POLITICS

Why Karl Marx, Bob Dylan And Jeremy Corbyn Are 'Red Tories' And They Didn't Even Know It

19/08/2015 18:23 BST | Updated 19/08/2015 18:59 BST
Mark and Colleen Hayward via Getty Images
UNITED KINGDOM - MAY 17: FREE TRADE HALL Photo of Bob DYLAN, backstage at his famous Free Trade Hall Concert, smoking (Photo by Mark and Colleen Hayward/Redferns)

Labour's acrimonious leadership election, bordering on civil war, is being played out in gory detail on social media. Left v right. Corbynistas v Blairites.

Many have noted how supporters of Jeremy Corbyn have been particularly aggressive: levelling "abuse" against anyone in the party backing policies at odds with the left-wing frontrunner's anti-austerity, pro-nationalisation programme. Leadership rivals Liz Kendall, Yvette Cooper and Andy Burnham have to various degrees been victims.

Recurring, seemingly inter-changeable insults include "Tory", "Tory-lite" and "neo-liberal". The favoured pejorative, though, appears to be "Red Tory".

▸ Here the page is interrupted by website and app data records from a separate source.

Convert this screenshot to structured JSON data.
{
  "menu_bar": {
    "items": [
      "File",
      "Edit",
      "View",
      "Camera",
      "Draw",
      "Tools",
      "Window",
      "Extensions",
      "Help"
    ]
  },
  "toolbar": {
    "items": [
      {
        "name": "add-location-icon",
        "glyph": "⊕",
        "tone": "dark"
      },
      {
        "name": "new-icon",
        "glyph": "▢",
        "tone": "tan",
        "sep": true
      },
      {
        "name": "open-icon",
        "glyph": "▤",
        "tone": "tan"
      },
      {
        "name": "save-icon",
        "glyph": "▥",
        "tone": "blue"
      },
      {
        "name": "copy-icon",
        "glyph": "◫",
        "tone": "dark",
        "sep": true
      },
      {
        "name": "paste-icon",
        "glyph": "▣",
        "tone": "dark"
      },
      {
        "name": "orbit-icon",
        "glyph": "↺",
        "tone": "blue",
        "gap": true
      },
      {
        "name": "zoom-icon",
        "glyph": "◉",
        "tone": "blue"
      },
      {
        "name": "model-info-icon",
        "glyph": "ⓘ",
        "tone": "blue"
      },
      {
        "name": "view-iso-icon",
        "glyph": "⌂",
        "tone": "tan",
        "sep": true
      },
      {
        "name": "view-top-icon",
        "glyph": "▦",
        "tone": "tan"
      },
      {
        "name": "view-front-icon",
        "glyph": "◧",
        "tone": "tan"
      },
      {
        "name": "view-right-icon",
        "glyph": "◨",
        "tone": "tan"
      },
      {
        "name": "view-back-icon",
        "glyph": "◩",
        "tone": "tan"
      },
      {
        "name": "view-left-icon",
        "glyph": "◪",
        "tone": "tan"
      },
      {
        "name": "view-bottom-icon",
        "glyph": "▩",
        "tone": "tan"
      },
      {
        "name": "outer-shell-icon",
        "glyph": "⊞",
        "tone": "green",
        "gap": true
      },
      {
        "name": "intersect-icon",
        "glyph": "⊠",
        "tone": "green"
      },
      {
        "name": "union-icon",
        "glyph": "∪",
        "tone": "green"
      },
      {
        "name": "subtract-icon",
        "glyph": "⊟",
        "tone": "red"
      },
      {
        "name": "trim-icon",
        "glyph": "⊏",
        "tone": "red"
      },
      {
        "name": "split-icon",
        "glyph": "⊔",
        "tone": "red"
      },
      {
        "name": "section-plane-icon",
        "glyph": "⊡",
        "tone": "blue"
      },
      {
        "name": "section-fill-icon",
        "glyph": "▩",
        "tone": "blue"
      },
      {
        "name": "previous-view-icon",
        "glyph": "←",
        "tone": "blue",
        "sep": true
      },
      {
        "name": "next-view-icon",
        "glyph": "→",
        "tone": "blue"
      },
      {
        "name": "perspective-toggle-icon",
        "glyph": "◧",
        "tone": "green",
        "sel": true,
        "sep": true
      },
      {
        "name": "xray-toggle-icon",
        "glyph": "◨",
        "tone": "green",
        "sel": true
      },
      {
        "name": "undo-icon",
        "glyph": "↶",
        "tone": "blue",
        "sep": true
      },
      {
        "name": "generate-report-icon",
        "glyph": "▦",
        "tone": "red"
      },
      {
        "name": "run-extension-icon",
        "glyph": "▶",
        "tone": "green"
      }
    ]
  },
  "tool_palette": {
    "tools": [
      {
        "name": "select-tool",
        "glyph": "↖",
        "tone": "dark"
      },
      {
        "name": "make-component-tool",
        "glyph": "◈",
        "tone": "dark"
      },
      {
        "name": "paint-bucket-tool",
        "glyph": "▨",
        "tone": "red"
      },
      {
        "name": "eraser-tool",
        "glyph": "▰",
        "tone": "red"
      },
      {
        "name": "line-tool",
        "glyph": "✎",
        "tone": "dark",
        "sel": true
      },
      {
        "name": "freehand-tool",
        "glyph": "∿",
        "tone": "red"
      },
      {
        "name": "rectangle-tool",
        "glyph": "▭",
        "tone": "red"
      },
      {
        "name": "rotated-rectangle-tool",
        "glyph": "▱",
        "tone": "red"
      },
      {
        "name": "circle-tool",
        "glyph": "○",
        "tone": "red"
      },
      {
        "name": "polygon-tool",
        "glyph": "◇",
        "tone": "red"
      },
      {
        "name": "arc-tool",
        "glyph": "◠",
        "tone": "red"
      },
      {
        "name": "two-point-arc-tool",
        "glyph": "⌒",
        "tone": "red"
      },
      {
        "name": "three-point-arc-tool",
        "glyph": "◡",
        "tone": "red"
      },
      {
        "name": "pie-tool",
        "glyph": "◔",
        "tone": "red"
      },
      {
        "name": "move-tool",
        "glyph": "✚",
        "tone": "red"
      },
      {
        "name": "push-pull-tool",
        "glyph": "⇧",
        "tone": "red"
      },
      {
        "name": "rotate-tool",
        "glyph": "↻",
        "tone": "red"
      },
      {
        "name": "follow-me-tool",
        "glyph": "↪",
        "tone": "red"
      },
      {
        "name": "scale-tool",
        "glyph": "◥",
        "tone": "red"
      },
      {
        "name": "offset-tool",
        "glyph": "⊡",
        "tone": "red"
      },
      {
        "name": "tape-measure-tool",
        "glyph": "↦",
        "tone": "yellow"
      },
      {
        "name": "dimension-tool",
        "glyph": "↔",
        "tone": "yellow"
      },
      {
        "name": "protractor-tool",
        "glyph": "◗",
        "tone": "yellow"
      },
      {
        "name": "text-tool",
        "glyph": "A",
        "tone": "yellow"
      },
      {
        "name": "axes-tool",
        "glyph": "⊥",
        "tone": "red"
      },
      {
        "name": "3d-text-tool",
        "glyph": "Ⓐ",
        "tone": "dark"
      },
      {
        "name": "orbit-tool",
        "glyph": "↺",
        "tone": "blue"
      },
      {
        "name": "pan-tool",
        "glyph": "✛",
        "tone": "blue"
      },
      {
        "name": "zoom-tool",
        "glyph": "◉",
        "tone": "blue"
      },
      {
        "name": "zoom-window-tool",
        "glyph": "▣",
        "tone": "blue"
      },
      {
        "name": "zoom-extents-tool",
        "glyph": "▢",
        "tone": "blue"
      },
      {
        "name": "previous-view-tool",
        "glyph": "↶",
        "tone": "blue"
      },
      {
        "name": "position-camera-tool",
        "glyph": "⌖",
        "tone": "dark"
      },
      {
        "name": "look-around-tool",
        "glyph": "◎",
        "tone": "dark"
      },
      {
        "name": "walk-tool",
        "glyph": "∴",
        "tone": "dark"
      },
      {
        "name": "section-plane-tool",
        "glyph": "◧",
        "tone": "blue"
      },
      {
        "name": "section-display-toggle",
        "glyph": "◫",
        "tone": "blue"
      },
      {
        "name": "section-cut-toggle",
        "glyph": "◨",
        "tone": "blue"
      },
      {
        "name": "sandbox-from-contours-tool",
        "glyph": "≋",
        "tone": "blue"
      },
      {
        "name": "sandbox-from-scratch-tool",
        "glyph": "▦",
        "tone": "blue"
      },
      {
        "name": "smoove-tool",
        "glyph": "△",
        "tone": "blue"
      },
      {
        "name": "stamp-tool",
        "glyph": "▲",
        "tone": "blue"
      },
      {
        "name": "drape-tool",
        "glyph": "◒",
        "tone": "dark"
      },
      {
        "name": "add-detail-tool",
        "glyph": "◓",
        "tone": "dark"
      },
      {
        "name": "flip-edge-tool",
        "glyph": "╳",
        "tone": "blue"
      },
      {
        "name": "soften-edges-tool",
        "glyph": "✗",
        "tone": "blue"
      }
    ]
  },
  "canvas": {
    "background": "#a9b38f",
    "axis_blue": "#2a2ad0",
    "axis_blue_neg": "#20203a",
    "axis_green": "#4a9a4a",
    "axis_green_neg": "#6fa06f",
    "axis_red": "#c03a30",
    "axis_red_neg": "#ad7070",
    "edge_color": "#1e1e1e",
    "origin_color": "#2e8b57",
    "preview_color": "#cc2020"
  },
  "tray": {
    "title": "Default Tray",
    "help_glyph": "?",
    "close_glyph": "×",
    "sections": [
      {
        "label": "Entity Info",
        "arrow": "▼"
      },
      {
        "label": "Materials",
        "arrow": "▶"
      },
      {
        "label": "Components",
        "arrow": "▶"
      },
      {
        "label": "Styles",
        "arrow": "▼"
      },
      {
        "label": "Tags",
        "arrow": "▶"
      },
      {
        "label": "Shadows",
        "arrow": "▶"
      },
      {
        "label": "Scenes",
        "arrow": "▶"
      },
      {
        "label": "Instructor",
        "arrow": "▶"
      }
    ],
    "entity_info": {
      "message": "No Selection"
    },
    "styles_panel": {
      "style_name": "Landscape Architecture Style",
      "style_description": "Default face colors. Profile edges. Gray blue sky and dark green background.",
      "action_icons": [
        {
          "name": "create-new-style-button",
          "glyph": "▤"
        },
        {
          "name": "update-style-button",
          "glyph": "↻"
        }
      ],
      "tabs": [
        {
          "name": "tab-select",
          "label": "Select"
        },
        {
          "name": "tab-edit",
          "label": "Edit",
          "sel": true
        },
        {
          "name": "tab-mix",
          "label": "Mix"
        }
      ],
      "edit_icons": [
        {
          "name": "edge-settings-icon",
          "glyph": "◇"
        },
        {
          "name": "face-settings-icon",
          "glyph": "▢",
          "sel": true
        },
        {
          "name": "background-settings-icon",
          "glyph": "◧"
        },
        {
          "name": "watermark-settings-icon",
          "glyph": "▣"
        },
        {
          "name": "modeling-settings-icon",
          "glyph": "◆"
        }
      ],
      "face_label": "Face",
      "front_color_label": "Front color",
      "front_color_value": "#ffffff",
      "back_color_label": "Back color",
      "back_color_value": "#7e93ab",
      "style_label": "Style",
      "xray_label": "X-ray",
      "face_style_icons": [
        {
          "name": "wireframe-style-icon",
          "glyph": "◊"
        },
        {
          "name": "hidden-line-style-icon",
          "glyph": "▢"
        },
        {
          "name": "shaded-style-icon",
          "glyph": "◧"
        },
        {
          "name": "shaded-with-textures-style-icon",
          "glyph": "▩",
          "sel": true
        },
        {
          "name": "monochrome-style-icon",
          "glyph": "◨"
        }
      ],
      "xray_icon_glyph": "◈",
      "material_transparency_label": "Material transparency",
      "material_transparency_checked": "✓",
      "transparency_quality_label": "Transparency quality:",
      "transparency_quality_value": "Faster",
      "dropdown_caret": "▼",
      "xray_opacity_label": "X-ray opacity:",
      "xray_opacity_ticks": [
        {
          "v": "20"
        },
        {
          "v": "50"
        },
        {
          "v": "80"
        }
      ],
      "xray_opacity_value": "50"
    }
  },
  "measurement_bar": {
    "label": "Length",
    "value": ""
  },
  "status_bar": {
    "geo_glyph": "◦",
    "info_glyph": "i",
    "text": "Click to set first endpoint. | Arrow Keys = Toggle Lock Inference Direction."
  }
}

Beginning life as a phrase coined to describe left-leaning Conservatives, "Red Tory" was hurled at Labour MPs by nationalists during the Scottish independence referendum for sharing a platform with the Conservatives.

But now Twitter has moved to diffuse the situation, joking that by the high standards of the purists you're probably a Red Tory and you don't even know it.

Do I look Red Tory in this?

Karl Marx. He's a Red Tory.

Jeremy Corbyn? Red Tory?

SNP MP Angus MacNeil seems to think so.

Post-war Labour Prime Minister Clem Attlee, who oversaw the creation of the welfare state?

The HuffPost's own Owen Bennett confirms.

The year? 1966. The place? Manchester Free Trade Hall

The newspaper that is short-hand for all things right-on?

redtory

Most of the free press, in fact, is Red Tory.